Notable poems[edit]

His very first poem was “I Bought a Cheese and Thought of You” although, in performance, Boudreau claims “Mother, Will My Stones Drop?” was the first. Some of Arthur’s favorite poems are “I Built My Love a Menstrual Hut,” “Ode to an Extremely Provocative Knothole,” “A Hearthside Conversation,” “Epithalameum (or, The Wedding Poem),” “Lord Wentworth, My Son,” “Clap For My Love,” “The Wee Irish Man,” and “Tavern-Floor Tina.”


Boudreau started performing at renaissance festivals as a street performer, playing a character named Scratch the Beggar. He later created the character of Arthur Greenleaf Holmes, a character which has since become extremely popular at numerous renaissance festivals in a relatively short time. Much of the popularity of Arthur Greenleaf Holmes is due to the uniqueness of a poet reading aloud his politically incorrect poems, which largely focus on sex and bodily functions. Boudreau draws poetic elements from Keats, Wordsworth, and Frost, and combines them with comedy styles inspired by Peter Sellers and Warner Bros. cartoons.[1]

Many renaissance festival performers have fans, but few ever attain the sincere adulation that the character of Arthur Greenleaf Holmes has earned in every place he has performed, even though, by his own admission, his humor is not for everyone.[2][3]

Once Boudreau had become an established renaissance festival performer, he expanded his repertoire by becoming a corporate entertainment consultant for Hampton Inns, travelling to corporate locations and reciting Hampton Inn-specific poetry.[4]



  • A Gentleman’s Treasury of Bedtime Verses (To Sodomize By) (2015)<ref>{{cite news|title=A Gentleman's Treasurey of Bedtime Verses (To Sodomize By)
  • The Vulgaria (2018)


  • The Life And Rhymes Of Arthur Greenleaf Holmes (2010)
  • Songs From A Poisoned Well: Arthur Greenleaf Holmes Live at Cripplegate Tavern (2011)

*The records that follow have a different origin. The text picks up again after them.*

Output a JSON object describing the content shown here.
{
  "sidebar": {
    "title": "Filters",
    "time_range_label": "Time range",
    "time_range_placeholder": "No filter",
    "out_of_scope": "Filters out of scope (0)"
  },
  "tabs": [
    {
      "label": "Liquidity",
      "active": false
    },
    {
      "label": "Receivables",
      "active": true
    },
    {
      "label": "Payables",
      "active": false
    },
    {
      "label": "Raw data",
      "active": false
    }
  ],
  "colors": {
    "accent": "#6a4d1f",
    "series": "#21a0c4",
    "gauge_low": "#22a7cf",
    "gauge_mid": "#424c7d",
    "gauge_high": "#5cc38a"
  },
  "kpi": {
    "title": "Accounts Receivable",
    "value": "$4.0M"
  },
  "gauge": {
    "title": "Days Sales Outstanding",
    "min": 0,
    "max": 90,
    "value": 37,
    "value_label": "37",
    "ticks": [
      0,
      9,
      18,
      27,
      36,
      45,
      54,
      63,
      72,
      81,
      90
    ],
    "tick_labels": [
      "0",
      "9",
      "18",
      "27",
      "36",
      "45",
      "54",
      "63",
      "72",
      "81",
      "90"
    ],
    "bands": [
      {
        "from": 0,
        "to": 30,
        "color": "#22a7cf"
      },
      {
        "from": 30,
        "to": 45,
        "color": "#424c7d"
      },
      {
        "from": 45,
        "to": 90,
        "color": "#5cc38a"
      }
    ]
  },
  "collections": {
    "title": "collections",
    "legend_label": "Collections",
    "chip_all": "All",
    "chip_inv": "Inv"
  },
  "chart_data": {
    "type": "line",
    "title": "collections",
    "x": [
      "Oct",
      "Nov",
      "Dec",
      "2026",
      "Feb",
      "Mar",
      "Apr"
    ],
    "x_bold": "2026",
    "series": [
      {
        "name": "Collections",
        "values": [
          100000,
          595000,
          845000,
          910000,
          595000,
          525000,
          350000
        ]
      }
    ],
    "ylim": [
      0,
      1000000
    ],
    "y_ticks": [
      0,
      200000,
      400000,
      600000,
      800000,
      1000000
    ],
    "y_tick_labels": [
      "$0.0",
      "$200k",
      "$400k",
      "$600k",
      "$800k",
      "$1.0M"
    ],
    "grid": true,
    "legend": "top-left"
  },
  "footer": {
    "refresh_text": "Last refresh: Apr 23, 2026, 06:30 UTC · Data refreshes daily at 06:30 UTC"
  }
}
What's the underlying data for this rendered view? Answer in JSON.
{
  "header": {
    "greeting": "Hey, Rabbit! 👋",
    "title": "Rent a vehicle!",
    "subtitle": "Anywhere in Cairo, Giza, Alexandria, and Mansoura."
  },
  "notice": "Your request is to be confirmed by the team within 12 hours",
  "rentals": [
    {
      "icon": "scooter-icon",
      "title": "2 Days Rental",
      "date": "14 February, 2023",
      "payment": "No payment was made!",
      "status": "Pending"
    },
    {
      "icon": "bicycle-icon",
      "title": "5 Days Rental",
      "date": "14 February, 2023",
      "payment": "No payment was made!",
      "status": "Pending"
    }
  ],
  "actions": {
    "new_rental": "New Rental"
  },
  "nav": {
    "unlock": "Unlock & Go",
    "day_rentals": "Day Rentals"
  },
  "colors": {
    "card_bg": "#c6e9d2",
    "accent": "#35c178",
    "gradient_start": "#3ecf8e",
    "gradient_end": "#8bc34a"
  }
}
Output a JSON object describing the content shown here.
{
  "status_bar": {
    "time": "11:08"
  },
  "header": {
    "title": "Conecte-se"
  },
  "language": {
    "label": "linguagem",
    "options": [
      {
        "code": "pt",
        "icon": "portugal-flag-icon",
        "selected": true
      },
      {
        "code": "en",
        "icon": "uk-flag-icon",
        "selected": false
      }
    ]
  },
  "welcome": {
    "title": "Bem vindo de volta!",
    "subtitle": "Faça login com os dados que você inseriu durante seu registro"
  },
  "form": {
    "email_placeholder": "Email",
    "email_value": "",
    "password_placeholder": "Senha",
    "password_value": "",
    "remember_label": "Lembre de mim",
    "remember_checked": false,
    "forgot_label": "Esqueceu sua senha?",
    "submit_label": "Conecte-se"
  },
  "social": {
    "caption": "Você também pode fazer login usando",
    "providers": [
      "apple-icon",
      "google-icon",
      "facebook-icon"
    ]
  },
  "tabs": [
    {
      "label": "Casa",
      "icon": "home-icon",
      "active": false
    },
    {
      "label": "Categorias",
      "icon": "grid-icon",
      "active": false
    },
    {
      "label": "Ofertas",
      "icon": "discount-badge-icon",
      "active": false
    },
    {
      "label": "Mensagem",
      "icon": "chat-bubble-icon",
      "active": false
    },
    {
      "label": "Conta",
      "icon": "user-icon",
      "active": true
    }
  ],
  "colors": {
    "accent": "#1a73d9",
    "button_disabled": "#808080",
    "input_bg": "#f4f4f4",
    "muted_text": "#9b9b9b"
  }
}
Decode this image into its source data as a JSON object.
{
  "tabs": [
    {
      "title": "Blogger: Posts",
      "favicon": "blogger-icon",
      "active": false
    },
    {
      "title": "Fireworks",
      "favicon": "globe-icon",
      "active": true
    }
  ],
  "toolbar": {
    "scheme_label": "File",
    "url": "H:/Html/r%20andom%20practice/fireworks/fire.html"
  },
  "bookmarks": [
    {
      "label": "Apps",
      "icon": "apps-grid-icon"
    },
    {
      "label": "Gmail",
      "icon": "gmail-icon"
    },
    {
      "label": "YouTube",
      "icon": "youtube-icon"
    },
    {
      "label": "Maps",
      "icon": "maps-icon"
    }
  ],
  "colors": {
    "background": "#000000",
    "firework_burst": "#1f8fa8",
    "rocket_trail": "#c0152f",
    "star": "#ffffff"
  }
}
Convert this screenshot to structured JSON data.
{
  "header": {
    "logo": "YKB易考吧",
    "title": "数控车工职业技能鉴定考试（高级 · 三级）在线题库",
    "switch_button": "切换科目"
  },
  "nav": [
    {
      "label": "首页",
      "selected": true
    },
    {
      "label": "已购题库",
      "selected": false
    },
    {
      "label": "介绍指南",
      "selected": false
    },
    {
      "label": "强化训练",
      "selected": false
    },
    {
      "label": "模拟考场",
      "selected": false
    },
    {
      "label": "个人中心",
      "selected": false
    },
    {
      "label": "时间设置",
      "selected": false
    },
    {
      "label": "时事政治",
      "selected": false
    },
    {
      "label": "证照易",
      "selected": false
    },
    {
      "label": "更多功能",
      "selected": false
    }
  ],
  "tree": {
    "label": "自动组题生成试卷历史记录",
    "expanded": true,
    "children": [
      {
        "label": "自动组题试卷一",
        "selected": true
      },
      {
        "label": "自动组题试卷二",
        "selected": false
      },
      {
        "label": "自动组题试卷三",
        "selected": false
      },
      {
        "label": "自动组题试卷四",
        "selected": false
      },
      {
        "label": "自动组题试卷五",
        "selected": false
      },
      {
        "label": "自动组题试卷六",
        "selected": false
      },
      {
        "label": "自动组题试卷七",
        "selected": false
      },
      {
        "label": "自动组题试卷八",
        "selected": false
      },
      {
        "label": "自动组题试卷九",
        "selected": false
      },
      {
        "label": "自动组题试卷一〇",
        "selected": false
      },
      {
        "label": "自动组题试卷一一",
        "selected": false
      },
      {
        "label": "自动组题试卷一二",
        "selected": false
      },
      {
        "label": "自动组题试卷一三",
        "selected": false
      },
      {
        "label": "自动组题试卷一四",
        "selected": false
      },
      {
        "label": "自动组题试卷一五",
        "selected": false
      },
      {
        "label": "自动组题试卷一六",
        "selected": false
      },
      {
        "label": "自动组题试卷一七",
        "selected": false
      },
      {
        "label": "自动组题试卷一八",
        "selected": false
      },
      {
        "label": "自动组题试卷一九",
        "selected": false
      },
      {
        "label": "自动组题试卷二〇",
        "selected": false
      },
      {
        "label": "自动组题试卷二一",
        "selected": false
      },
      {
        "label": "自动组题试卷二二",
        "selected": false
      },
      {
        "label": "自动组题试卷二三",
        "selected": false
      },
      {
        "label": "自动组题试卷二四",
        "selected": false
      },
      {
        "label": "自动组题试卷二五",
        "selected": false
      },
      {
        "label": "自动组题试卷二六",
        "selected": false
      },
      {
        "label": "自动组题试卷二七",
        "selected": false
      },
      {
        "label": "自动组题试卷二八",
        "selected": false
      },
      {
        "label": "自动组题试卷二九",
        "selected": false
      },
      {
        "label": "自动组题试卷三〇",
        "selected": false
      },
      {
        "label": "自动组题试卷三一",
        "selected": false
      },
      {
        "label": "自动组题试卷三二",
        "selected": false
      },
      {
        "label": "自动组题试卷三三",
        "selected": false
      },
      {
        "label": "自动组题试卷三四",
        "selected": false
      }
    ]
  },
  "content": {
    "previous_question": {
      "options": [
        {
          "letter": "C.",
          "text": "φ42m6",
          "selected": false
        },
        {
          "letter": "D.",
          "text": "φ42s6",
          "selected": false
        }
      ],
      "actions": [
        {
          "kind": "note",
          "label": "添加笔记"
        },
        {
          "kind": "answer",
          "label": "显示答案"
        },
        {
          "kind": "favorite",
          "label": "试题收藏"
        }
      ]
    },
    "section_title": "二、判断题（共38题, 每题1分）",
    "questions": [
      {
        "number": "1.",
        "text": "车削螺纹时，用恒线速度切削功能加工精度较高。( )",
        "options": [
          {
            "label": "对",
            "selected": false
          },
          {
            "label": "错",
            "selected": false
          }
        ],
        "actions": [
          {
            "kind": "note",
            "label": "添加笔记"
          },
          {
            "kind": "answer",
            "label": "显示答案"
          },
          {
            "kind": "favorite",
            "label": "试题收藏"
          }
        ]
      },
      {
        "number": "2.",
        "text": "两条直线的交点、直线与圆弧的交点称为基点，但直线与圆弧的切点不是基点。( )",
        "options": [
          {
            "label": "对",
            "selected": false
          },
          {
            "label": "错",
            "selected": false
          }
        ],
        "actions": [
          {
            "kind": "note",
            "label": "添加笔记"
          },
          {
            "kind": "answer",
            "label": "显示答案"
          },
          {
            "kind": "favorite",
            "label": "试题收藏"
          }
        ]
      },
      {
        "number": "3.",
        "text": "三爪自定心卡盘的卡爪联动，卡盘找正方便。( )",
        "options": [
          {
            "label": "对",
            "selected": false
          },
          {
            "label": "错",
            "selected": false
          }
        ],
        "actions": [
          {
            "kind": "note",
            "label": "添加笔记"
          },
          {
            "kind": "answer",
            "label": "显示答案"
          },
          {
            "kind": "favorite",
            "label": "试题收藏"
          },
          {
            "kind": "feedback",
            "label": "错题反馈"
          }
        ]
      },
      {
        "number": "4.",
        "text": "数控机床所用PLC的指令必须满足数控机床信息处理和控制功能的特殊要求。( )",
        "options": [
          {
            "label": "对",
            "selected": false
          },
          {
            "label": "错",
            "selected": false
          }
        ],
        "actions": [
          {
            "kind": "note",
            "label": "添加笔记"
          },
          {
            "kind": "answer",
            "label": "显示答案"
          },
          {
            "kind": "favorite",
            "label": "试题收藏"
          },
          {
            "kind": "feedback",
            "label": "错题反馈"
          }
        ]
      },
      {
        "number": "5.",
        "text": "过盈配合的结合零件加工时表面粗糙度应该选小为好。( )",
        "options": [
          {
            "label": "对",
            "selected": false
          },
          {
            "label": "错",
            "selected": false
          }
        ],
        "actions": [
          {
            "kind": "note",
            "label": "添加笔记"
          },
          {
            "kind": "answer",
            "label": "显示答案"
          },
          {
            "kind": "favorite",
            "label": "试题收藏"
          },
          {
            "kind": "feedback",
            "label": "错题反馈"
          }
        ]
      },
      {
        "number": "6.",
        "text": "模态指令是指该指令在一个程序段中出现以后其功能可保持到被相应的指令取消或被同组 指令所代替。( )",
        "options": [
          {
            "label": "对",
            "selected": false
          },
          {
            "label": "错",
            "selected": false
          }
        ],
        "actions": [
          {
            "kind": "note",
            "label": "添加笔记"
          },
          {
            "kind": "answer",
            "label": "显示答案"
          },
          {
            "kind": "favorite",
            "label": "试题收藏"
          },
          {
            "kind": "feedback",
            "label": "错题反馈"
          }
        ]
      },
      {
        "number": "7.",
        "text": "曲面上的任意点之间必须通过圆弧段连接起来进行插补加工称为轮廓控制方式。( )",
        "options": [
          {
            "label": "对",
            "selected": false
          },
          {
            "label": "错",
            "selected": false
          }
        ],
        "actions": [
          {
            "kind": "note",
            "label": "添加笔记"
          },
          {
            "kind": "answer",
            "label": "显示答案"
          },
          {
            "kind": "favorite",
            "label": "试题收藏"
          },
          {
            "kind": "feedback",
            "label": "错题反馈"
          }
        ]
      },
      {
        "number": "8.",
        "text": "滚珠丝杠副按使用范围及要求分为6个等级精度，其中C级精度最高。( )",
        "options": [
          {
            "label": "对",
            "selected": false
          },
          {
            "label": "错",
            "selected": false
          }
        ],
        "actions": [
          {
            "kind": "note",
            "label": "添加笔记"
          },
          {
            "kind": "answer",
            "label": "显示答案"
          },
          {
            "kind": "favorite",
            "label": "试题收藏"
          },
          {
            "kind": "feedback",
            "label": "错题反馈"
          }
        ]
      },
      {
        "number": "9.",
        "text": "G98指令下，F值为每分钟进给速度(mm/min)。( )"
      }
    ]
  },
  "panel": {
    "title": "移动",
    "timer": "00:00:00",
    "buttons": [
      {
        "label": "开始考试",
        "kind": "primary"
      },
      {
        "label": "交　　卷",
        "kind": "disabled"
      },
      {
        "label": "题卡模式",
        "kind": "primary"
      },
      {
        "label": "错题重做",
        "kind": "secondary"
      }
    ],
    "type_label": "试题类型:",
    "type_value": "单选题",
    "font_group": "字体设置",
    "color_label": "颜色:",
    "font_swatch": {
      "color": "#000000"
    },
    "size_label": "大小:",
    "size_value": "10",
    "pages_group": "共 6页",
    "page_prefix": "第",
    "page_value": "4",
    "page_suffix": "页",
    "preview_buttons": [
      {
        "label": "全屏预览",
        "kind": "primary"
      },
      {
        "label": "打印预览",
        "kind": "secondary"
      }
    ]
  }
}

External links[edit]


  1. ^ "Arthur Greenleaf Holmes Wildly Inappropriate Poetry". Skaldic Media. March 1, 2017.
  2. ^ Schrier, Elizabeth (June 1, 2018). "The Wildly Inappropriate Poetry of Arthur Greenleaf Holmes: A Review". geekisphere.
  3. ^ Gavis, Karen (April 17, 2018). "Not All Family Friendly: 3 Raunchy Acts To See at Scarborough Renaissance Festival". Dallas Observer.
  4. ^ Mills, James (August 11, 2019). "The Ballad of Mount Gitchigumi – The Joy Trip Project". Joy Trip Project.

Arthur Greenleaf Holmes[edit]